What: There are two main ways to summit Half Dome: the Mist Trail (14 miles round trip) or the John Muir Trail (16 miles round trip). When I did the hike last June, the plan was to go up the Mist Trail and down the JMT, but after hours of hiking, the thought of tacking on additional mileage — even if it was less steep — became less appealing.
Either way, you're looking at a gnarly 4,800 feet of elevation gain. For most hikers, the round trip takes 10 to 12 hours.
Hiking Half Dome involves a fair amount of logistical and physical advance prep.
First, you'll need a permit to climb the cables. There are two ways to obtain one: during the preseason lottery (apply online in March; learn your results in mid-April) or through a daily lottery during the hiking season, which typically begins around Memorial Day and ends around Columbus Day, depending on weather conditions.
A maximum of 300 hikers are allowed a day: 225 day hikers, and 75 backpackers. With tens of thousands of people applying, be prepared for disappointment: According to the National Park Service, the success rate last year for preseason lottery applicants was just 3.4% on weekends and 10% on weekdays; for the daily lottery, it was 12% on weekends and 31% on weekdays.
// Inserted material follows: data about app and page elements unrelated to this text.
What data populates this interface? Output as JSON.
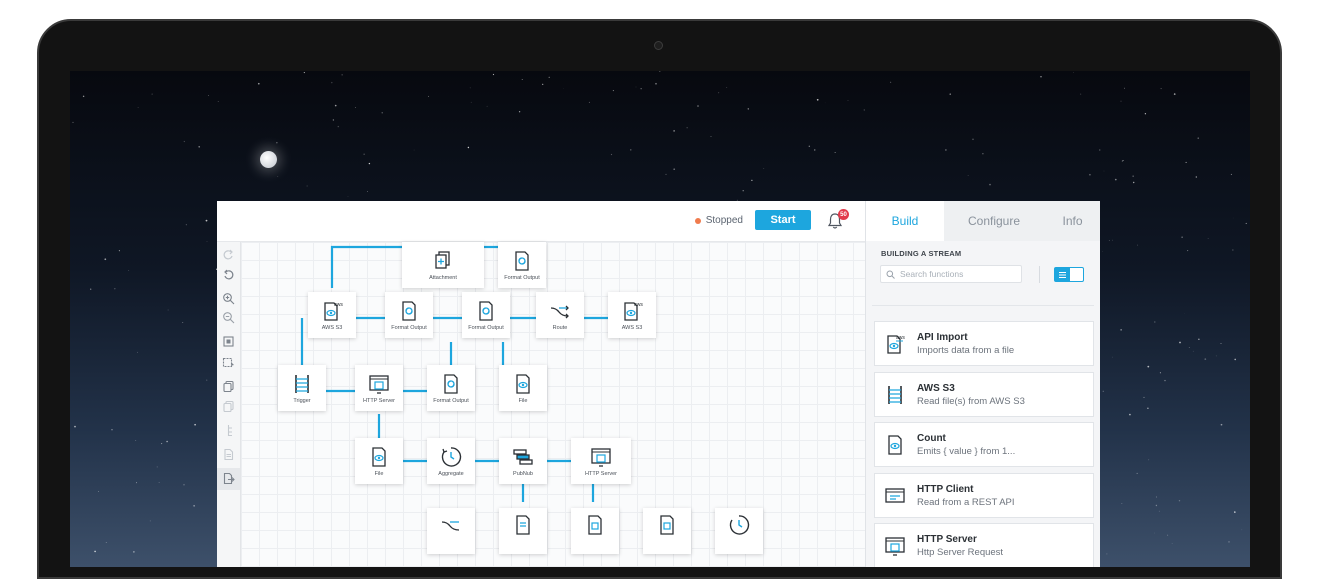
{
  "toolbar_top": {
    "status_text": "Stopped",
    "start_label": "Start",
    "notification_count": "50"
  },
  "canvas": {
    "nodes": {
      "attachment": "Attachment",
      "format_output_1": "Format Output",
      "aws_s3_1": "AWS S3",
      "format_output_2": "Format Output",
      "format_output_3": "Format Output",
      "route": "Route",
      "aws_s3_2": "AWS S3",
      "trigger": "Trigger",
      "http_server_1": "HTTP Server",
      "format_output_4": "Format Output",
      "file_1": "File",
      "file_2": "File",
      "aggregate": "Aggregate",
      "pubnub": "PubNub",
      "http_server_2": "HTTP Server"
    }
  },
  "panel": {
    "tabs": [
      "Build",
      "Configure",
      "Info"
    ],
    "heading": "BUILDING A STREAM",
    "search_placeholder": "Search functions",
    "functions": [
      {
        "title": "API Import",
        "desc": "Imports data from a file",
        "icon": "aws-file-icon"
      },
      {
        "title": "AWS S3",
        "desc": "Read file(s) from AWS S3",
        "icon": "dna-icon"
      },
      {
        "title": "Count",
        "desc": "Emits { value } from 1...",
        "icon": "file-eye-icon"
      },
      {
        "title": "HTTP Client",
        "desc": "Read from a REST API",
        "icon": "browser-icon"
      },
      {
        "title": "HTTP Server",
        "desc": "Http Server Request",
        "icon": "server-icon"
      }
    ]
  },
  "colors": {
    "accent": "#1da6de",
    "status_stopped": "#f07b4d",
    "badge": "#e23a4b"
  }
}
To get in shape for Half Dome, plan to do several training hikes in the preceding months — a loop around Runyon the week before isn't going to cut it. Wake up early, pack a backpack and get a feel for what it's like to be out on the trail all day. Good training hikes in Southern California include the Six-Pack of Peaks (Mt. Wilson, Cucamonga Peak, Mt. Baldy, San Bernardino Peak, Mt. San Jacinto and San Gorgonio). Build up your arm strength with weights and resistance exercises.
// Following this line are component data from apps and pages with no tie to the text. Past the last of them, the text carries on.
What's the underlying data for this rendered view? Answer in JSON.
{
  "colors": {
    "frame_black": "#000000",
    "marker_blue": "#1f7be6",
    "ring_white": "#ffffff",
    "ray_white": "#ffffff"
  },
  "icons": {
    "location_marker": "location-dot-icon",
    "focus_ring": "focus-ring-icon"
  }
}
Bring a good pair of hiking boots, at least four liters of water, grippy gloves (although there is a pile of discarded gloves at the base of the cables), sunscreen, lunch, snacks, a flashlight or headlamp, mosquito repellent and a first-aid kit. Some hikers use a harness and clips to attach themselves to the cables, but most haul themselves up without.
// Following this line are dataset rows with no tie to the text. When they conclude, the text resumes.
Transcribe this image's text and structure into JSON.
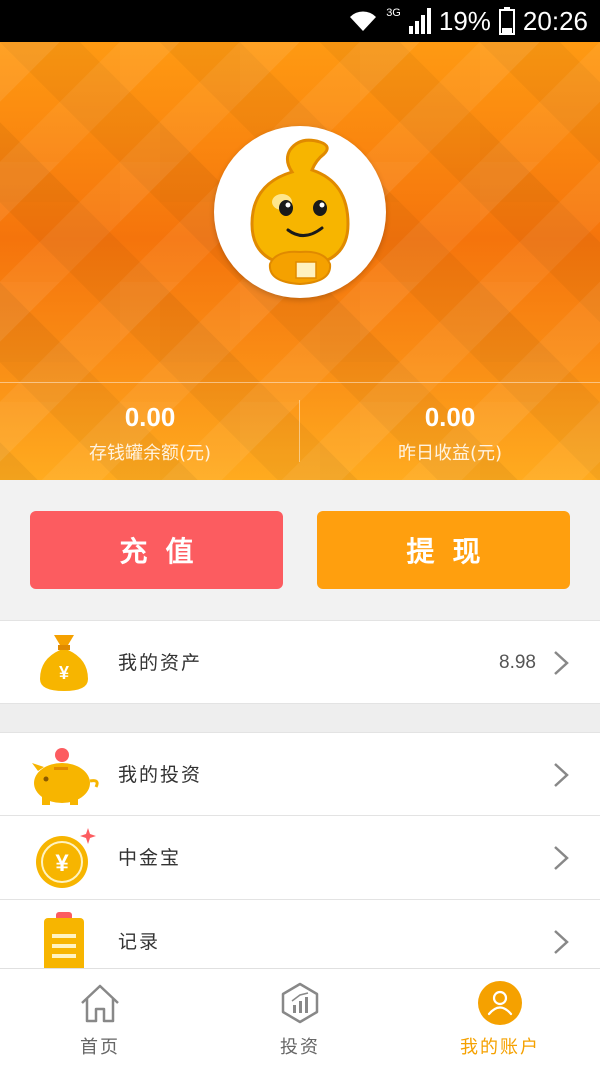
{
  "status_bar": {
    "network": "3G",
    "battery": "19%",
    "time": "20:26"
  },
  "header": {
    "balance": {
      "value": "0.00",
      "label": "存钱罐余额(元)"
    },
    "yesterday": {
      "value": "0.00",
      "label": "昨日收益(元)"
    }
  },
  "actions": {
    "recharge": "充值",
    "withdraw": "提现"
  },
  "menu": {
    "assets": {
      "label": "我的资产",
      "value": "8.98"
    },
    "invest": {
      "label": "我的投资"
    },
    "gold": {
      "label": "中金宝"
    },
    "records": {
      "label": "记录"
    }
  },
  "tabs": [
    {
      "label": "首页",
      "icon": "home-icon"
    },
    {
      "label": "投资",
      "icon": "invest-icon"
    },
    {
      "label": "我的账户",
      "icon": "account-icon"
    }
  ],
  "colors": {
    "accent": "#f5a100",
    "recharge": "#fc5c60",
    "withdraw": "#ff9f0e"
  }
}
Where: The hike begins on the valley floor. There’s a parking lot, or you can walk to the trailhead from the Happy Isles shuttle stop (about a half-mile away) or from Half Dome Village (about three-quatrers of a mile away). Note that shuttle service doesn’t begin until 7 a.m.
How much: It costs $10 to apply for a permit, and another $10 if you win the lottery. Park admission is $30 per vehicle for a seven-day pass.